## Exercise goal
Each entry below must be given again word for word, with no pictures.

Listed records Block Start

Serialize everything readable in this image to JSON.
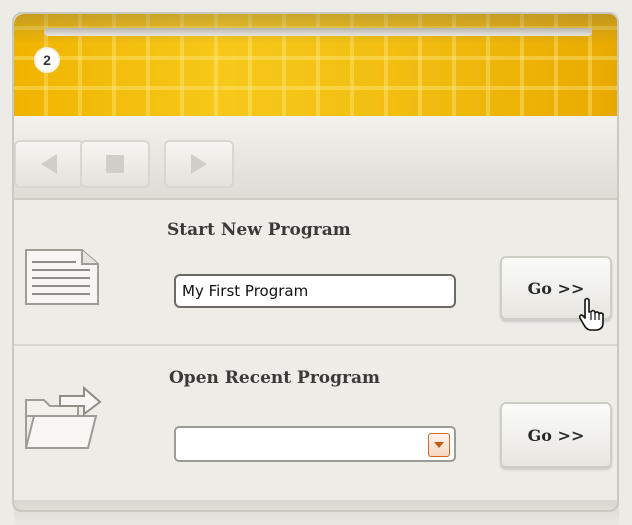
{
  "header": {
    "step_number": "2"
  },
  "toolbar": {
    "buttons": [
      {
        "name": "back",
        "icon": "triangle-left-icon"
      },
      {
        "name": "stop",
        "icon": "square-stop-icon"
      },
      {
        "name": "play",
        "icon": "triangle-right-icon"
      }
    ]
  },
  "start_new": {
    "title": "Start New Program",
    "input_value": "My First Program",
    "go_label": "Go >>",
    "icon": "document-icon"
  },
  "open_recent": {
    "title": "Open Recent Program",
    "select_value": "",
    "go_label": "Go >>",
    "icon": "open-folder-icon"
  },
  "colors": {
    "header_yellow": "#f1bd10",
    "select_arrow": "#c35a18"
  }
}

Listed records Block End

## Output of the exercise
Serialize everything readable in this image to JSON.
{
  "header": {
    "step_number": "2"
  },
  "toolbar": {
    "buttons": [
      {
        "name": "back",
        "icon": "triangle-left-icon"
      },
      {
        "name": "stop",
        "icon": "square-stop-icon"
      },
      {
        "name": "play",
        "icon": "triangle-right-icon"
      }
    ]
  },
  "start_new": {
    "title": "Start New Program",
    "input_value": "My First Program",
    "go_label": "Go >>",
    "icon": "document-icon"
  },
  "open_recent": {
    "title": "Open Recent Program",
    "select_value": "",
    "go_label": "Go >>",
    "icon": "open-folder-icon"
  },
  "colors": {
    "header_yellow": "#f1bd10",
    "select_arrow": "#c35a18"
  }
}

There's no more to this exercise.